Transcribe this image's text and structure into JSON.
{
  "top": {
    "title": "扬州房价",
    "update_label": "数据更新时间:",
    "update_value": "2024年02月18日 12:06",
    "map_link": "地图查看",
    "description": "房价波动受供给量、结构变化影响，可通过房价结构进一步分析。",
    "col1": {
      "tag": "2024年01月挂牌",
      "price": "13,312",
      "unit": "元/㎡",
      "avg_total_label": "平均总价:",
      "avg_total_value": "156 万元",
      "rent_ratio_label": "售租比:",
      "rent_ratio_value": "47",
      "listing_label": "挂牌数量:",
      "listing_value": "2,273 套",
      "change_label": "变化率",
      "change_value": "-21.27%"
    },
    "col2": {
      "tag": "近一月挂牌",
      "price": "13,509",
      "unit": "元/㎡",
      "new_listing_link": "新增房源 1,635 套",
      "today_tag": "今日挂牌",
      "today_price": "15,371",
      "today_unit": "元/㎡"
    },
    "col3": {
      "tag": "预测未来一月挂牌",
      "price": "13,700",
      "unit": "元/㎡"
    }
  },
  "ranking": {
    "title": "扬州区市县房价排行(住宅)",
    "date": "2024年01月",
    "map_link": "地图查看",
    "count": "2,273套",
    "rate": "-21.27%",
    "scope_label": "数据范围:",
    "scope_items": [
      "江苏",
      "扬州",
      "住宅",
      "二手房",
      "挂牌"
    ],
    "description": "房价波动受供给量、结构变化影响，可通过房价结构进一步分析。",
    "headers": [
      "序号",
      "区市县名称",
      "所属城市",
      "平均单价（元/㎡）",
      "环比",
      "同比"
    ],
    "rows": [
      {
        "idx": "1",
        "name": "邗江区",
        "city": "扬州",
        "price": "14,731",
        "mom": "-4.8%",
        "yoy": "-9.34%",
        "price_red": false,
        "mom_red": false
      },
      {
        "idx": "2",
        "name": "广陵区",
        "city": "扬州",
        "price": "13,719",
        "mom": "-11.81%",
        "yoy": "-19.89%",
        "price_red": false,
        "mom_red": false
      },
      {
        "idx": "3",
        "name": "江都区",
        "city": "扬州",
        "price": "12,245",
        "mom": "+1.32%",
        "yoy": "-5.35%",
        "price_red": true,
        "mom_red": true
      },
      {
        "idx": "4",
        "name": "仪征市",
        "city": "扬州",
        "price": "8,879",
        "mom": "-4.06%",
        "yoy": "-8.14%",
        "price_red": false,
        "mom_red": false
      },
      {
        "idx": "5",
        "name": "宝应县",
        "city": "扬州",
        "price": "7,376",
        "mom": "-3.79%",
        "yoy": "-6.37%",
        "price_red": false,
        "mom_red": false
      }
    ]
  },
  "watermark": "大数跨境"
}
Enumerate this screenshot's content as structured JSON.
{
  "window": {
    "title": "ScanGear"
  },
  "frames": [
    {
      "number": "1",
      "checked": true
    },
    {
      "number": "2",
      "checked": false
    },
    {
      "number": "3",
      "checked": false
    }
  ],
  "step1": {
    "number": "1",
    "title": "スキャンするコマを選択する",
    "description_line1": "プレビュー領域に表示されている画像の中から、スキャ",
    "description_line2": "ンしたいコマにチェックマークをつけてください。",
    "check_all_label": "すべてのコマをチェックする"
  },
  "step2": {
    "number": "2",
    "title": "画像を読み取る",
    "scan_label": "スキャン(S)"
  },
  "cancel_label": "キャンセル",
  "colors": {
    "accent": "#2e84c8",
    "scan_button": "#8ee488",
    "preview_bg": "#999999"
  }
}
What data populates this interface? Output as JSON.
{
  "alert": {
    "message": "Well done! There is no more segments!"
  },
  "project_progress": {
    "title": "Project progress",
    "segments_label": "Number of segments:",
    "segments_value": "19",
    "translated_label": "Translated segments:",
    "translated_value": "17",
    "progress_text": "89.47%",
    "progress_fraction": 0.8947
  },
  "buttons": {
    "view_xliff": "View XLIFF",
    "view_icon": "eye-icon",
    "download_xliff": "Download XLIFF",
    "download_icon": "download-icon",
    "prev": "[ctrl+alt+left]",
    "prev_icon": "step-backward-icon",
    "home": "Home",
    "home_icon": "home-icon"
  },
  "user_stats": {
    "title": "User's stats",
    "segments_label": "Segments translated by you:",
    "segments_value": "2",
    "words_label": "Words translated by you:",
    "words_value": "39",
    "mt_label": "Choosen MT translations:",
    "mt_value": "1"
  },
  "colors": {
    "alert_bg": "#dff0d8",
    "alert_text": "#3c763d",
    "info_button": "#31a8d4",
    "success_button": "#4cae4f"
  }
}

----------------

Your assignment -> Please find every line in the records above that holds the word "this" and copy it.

Output of the task ->
Transcribe this image's text and structure into JSON.
Enumerate this screenshot's content as structured JSON.
What data populates this interface? Output as JSON.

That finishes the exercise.